PROVIDED DATA:
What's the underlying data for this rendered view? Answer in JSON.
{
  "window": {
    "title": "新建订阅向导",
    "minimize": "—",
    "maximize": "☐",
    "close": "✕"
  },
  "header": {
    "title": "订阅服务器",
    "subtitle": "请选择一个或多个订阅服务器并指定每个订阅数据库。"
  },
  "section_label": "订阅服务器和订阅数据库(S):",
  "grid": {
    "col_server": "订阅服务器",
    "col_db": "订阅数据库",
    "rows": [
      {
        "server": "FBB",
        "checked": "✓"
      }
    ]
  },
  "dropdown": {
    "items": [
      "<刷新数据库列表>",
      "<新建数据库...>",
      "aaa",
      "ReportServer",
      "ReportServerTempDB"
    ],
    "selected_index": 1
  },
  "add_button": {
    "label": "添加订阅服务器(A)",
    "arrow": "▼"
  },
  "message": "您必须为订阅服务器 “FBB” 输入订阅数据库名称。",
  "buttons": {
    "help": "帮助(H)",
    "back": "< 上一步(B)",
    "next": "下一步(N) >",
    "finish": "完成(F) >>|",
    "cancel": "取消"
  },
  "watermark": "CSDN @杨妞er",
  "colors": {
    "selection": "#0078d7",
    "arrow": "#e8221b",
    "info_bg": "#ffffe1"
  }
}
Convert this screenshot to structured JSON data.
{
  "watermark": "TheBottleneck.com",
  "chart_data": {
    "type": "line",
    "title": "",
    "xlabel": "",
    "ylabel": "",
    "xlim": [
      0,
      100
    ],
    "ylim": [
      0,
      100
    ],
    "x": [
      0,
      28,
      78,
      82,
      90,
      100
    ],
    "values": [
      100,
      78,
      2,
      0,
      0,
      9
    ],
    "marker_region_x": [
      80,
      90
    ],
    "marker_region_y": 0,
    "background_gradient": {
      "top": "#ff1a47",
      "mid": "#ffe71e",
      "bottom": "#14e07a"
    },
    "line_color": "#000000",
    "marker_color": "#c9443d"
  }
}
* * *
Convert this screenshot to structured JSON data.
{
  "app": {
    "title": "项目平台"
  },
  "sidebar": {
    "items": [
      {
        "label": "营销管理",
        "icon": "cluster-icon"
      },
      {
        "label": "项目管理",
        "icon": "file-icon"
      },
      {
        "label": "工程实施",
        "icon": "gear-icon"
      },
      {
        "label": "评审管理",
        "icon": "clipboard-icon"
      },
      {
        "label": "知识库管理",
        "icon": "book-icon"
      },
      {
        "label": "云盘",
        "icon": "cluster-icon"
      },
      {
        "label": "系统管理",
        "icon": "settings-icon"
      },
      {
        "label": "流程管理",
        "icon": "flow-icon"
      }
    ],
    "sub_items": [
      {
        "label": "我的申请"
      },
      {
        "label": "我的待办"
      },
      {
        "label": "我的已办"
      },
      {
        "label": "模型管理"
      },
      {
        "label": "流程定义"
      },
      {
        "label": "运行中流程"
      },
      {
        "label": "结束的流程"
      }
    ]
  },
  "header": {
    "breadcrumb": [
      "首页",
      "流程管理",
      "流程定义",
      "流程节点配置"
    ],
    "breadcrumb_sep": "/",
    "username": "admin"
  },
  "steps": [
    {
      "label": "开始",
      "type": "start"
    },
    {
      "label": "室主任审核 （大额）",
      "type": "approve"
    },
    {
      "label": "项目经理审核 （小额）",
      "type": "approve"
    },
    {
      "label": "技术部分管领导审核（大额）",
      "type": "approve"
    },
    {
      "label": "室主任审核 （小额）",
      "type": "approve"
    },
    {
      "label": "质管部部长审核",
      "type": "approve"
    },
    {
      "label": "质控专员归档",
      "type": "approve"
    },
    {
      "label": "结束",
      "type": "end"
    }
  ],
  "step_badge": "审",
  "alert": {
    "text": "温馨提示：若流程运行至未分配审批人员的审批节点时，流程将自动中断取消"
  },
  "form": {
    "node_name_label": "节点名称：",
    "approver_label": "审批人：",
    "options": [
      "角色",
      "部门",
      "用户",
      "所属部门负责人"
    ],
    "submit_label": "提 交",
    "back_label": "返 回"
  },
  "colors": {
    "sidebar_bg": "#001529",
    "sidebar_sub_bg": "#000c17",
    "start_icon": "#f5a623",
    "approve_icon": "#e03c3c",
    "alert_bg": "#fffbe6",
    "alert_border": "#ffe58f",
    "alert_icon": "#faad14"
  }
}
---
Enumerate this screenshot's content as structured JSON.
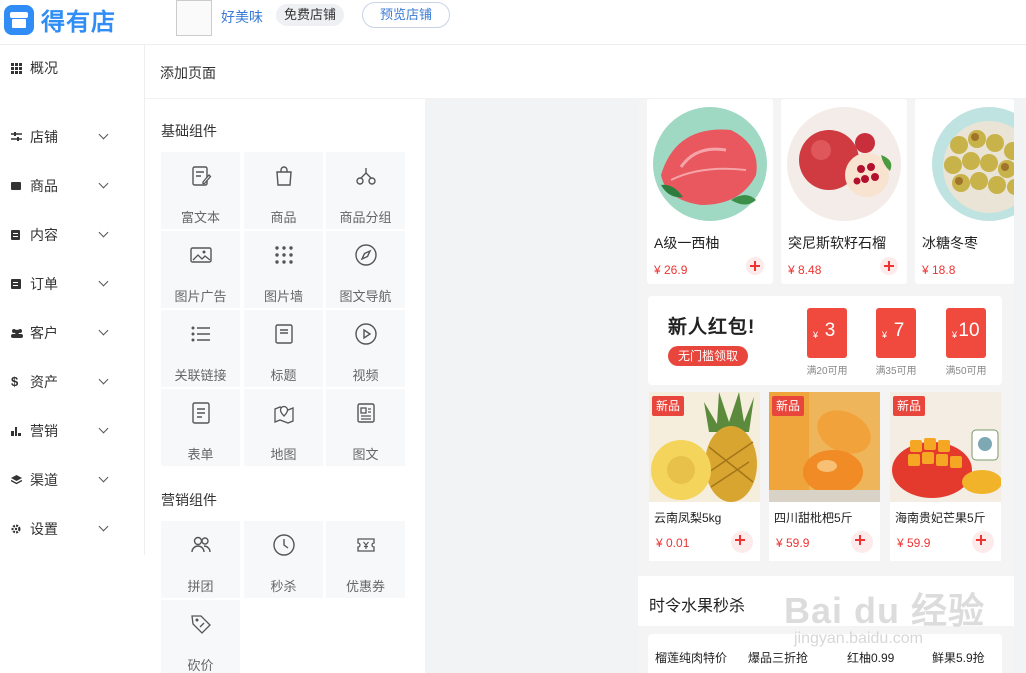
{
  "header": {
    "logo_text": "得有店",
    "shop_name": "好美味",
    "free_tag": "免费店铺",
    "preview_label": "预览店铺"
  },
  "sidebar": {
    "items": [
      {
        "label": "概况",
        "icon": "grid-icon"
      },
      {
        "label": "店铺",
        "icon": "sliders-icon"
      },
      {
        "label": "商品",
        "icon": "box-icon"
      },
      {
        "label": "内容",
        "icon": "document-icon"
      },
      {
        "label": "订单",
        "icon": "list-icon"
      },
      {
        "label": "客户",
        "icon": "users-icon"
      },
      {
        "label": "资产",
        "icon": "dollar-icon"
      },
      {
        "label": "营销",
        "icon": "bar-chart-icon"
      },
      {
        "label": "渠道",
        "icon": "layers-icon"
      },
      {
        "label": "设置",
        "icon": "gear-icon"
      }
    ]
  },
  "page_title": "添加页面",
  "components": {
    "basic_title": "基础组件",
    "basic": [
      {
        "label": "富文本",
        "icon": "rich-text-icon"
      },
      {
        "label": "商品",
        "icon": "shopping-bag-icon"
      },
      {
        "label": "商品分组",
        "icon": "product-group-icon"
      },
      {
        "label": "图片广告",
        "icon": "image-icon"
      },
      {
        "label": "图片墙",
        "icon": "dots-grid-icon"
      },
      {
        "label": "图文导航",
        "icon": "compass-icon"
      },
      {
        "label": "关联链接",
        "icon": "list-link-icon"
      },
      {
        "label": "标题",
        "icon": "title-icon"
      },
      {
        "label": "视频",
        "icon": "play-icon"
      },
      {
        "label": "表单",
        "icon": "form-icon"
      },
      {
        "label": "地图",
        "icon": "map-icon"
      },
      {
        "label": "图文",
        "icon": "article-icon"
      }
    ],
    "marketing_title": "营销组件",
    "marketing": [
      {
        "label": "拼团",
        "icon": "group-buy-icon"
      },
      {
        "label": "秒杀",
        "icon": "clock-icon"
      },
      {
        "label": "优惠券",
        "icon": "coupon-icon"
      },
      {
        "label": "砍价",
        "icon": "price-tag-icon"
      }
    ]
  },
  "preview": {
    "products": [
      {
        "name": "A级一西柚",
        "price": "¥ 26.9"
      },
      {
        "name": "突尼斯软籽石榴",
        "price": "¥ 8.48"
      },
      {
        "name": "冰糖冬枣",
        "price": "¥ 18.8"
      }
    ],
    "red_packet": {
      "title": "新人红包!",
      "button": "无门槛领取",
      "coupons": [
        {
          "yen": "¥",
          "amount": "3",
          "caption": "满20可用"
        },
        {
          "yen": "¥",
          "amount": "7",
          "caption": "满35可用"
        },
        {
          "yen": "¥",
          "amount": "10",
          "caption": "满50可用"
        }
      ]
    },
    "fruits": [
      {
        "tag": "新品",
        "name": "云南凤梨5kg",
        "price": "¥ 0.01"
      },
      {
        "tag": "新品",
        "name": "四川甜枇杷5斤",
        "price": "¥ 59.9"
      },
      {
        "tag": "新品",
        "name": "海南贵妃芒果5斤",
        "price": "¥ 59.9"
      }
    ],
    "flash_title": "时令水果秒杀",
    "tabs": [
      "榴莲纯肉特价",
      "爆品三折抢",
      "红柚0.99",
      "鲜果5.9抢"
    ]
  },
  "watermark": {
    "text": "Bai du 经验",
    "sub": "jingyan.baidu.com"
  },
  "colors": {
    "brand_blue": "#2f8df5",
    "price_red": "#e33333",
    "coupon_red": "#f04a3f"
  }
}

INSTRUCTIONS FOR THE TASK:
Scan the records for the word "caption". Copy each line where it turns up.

EXERCISE SOLUTION:
          "caption": "满20可用"
          "caption": "满35可用"
          "caption": "满50可用"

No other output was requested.